Prompt: Whatever appears in the data below, copy it exactly.

● ● ●

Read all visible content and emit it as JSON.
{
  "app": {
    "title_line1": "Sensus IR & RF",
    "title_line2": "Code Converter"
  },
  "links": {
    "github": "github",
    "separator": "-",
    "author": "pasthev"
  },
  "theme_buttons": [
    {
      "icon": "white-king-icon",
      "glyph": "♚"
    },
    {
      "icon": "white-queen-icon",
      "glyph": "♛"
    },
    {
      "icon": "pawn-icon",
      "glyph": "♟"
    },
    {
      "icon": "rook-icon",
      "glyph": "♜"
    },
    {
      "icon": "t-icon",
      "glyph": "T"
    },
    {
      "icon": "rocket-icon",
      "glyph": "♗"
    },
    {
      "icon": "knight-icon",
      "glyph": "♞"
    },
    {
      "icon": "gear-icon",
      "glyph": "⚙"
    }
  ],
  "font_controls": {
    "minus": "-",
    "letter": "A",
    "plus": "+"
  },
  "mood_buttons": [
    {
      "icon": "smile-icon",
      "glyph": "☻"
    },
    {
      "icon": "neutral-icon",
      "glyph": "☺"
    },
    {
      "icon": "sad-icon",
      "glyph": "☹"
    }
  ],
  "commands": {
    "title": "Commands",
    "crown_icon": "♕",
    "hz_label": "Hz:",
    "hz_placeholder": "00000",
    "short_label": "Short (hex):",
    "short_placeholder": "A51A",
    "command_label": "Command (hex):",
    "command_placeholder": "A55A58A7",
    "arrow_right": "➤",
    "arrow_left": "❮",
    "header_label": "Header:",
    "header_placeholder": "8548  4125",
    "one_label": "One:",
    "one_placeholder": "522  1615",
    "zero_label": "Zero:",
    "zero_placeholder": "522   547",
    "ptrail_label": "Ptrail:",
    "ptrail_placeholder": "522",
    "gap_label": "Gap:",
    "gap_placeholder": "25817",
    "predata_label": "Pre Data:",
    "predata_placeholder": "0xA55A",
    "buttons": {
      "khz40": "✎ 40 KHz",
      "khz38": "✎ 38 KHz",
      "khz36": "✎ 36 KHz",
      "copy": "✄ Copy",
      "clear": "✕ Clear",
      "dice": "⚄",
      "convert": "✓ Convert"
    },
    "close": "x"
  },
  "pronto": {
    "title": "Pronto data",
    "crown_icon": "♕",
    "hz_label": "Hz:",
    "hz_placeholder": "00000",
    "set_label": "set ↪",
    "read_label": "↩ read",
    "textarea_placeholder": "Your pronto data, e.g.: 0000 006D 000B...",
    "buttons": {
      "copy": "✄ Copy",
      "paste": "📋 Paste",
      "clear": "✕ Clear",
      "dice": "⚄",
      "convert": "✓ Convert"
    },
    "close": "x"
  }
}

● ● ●

Exercise result:
Read all visible content and emit it as JSON.
{
  "app": {
    "title_line1": "Sensus IR & RF",
    "title_line2": "Code Converter"
  },
  "links": {
    "github": "github",
    "separator": "-",
    "author": "pasthev"
  },
  "theme_buttons": [
    {
      "icon": "white-king-icon",
      "glyph": "♚"
    },
    {
      "icon": "white-queen-icon",
      "glyph": "♛"
    },
    {
      "icon": "pawn-icon",
      "glyph": "♟"
    },
    {
      "icon": "rook-icon",
      "glyph": "♜"
    },
    {
      "icon": "t-icon",
      "glyph": "T"
    },
    {
      "icon": "rocket-icon",
      "glyph": "♗"
    },
    {
      "icon": "knight-icon",
      "glyph": "♞"
    },
    {
      "icon": "gear-icon",
      "glyph": "⚙"
    }
  ],
  "font_controls": {
    "minus": "-",
    "letter": "A",
    "plus": "+"
  },
  "mood_buttons": [
    {
      "icon": "smile-icon",
      "glyph": "☻"
    },
    {
      "icon": "neutral-icon",
      "glyph": "☺"
    },
    {
      "icon": "sad-icon",
      "glyph": "☹"
    }
  ],
  "commands": {
    "title": "Commands",
    "crown_icon": "♕",
    "hz_label": "Hz:",
    "hz_placeholder": "00000",
    "short_label": "Short (hex):",
    "short_placeholder": "A51A",
    "command_label": "Command (hex):",
    "command_placeholder": "A55A58A7",
    "arrow_right": "➤",
    "arrow_left": "❮",
    "header_label": "Header:",
    "header_placeholder": "8548  4125",
    "one_label": "One:",
    "one_placeholder": "522  1615",
    "zero_label": "Zero:",
    "zero_placeholder": "522   547",
    "ptrail_label": "Ptrail:",
    "ptrail_placeholder": "522",
    "gap_label": "Gap:",
    "gap_placeholder": "25817",
    "predata_label": "Pre Data:",
    "predata_placeholder": "0xA55A",
    "buttons": {
      "khz40": "✎ 40 KHz",
      "khz38": "✎ 38 KHz",
      "khz36": "✎ 36 KHz",
      "copy": "✄ Copy",
      "clear": "✕ Clear",
      "dice": "⚄",
      "convert": "✓ Convert"
    },
    "close": "x"
  },
  "pronto": {
    "title": "Pronto data",
    "crown_icon": "♕",
    "hz_label": "Hz:",
    "hz_placeholder": "00000",
    "set_label": "set ↪",
    "read_label": "↩ read",
    "textarea_placeholder": "Your pronto data, e.g.: 0000 006D 000B...",
    "buttons": {
      "copy": "✄ Copy",
      "paste": "📋 Paste",
      "clear": "✕ Clear",
      "dice": "⚄",
      "convert": "✓ Convert"
    },
    "close": "x"
  }
}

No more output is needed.